    I really enjoyed the movie Julie and Julia. It showed Julia putting tonnes of butter in her dishes. She lived to be 92. Is there a message in that?

  • acampbell

    Hmmmm…or perhaps it was the wine? Or she had good genes? I think there are lessons we still need to learn about food!

  • Bob Fenton

    Is there some reason that some of the Cookbooks were not listed that have the serving size, servings for the recipe and nutritional values? These have been invaluable for me as a person with diabetes. Granted they are close approximations, but in general have been a large help. Many people also must cook to stay healthy and away from all the high sodium and preservatives in convience foods.

    Of course, for those with allergies to wheat or peanuts, they must avoid those foods and need specialized cookbooks. Or am I mentioning things from future blogs?

  • sunburst1969

    I do most of the cooking for me and my wife. Shortly after getting home I am in the kitchen preparing dinner (and next day’s lunch for me).
    This absolutely is a wind down time and very therapeutic IMHO.
    Your series of articles have had alot of useful info.

  • acampbell

    Hi Bob,

    I actually didn’t mention any specific cookbooks in this posting mostly because there are so many good ones! I did mention a few magazines that provide healthy recipes along with the nutritional analysis. My advice to anyone in the market for a cookbook is to choose one that lists the nutrient values per serving. But thanks for mentioning this — you gave me a great idea for a future blog entry!

  • acampbell

    Hi sunburst1969,

    Thanks for sharing that. I too find cooking to be relaxing and a good stress reliever. I’m glad you’ve found the series to be helpful!

  • calgarydiabetic

    I am going to make turkey carcass soup. The broth is from boiled turkey remains (Canadian turkey day has been). I may or may not skim off the Turkey fat , some days I still believe that saturated fats are bad. Then fry up some red peppers, celery, turnip, carrots and add to the broth. BBQ some chicken breast and add. Makes a low carb or at least friendly carb soup. I used to add boiled barley but have become so insulin resistant that any grain products skyrocket my BG.

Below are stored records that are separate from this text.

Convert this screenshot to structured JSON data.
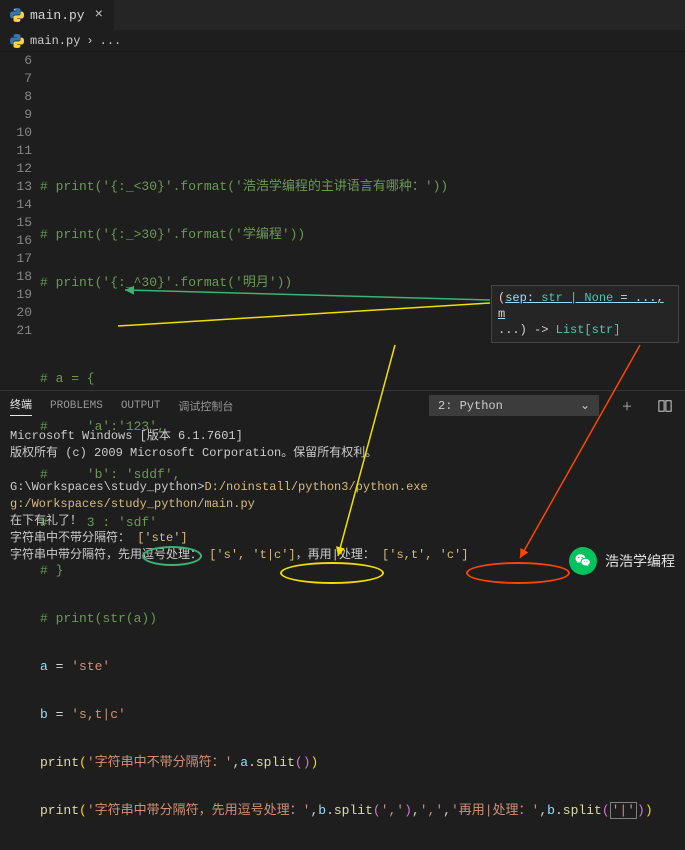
{
  "tab": {
    "filename": "main.py"
  },
  "breadcrumb": {
    "filename": "main.py",
    "sep": "›",
    "rest": "..."
  },
  "gutter": [
    "6",
    "7",
    "8",
    "9",
    "10",
    "11",
    "12",
    "13",
    "14",
    "15",
    "16",
    "17",
    "18",
    "19",
    "20",
    "21"
  ],
  "code": {
    "l8": "# print('{:_<30}'.format('浩浩学编程的主讲语言有哪种：'))",
    "l9": "# print('{:_>30}'.format('学编程'))",
    "l10": "# print('{:_^30}'.format('明月'))",
    "l12": "# a = {",
    "l13": "#     'a':'123',",
    "l14": "#     'b': 'sddf',",
    "l15": "#     3 : 'sdf'",
    "l16": "# }",
    "l17": "# print(str(a))",
    "l18_a": "a",
    "l18_eq": " = ",
    "l18_str": "'ste'",
    "l19_a": "b",
    "l19_eq": " = ",
    "l19_str": "'s,t|c'",
    "l20_print": "print",
    "l20_str1": "'字符串中不带分隔符：'",
    "l20_comma": ",",
    "l20_a": "a",
    "l20_dot": ".",
    "l20_split": "split",
    "l21_print": "print",
    "l21_str1": "'字符串中带分隔符，先用逗号处理：'",
    "l21_b1": "b",
    "l21_split": "split",
    "l21_arg1": "','",
    "l21_str2": "','",
    "l21_str3": "'再用|处理：'",
    "l21_b2": "b",
    "l21_arg2": "'|'"
  },
  "hint": {
    "line1_sep": "sep",
    "line1_colon": ": ",
    "line1_type": "str | None",
    "line1_rest": " = ..., m",
    "line2_dots": "...",
    "line2_arrow": ") -> ",
    "line2_ret": "List[str]"
  },
  "panel": {
    "tabs": {
      "terminal": "终端",
      "problems": "PROBLEMS",
      "output": "OUTPUT",
      "debug": "调试控制台"
    },
    "dropdown": "2: Python"
  },
  "terminal": {
    "line1": "Microsoft Windows [版本 6.1.7601]",
    "line2": "版权所有 (c) 2009 Microsoft Corporation。保留所有权利。",
    "prompt": "G:\\Workspaces\\study_python>",
    "cmd": "D:/noinstall/python3/python.exe g:/Workspaces/study_python/main.py",
    "out1": "在下有礼了！",
    "out2_label": "字符串中不带分隔符：",
    "out2_val": " ['ste']",
    "out3_label1": "字符串中带分隔符，先用逗号处理：",
    "out3_val1": " ['s', 't|c']",
    "out3_label2": "，再用|处理：",
    "out3_val2": " ['s,t', 'c']"
  },
  "watermark": "浩浩学编程"
}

    You can use olive or canola to fry the veggies or the turkey fat depending on your beliefs. Needs a fair bit of fridge space or cold garage to store cause it makes a lot.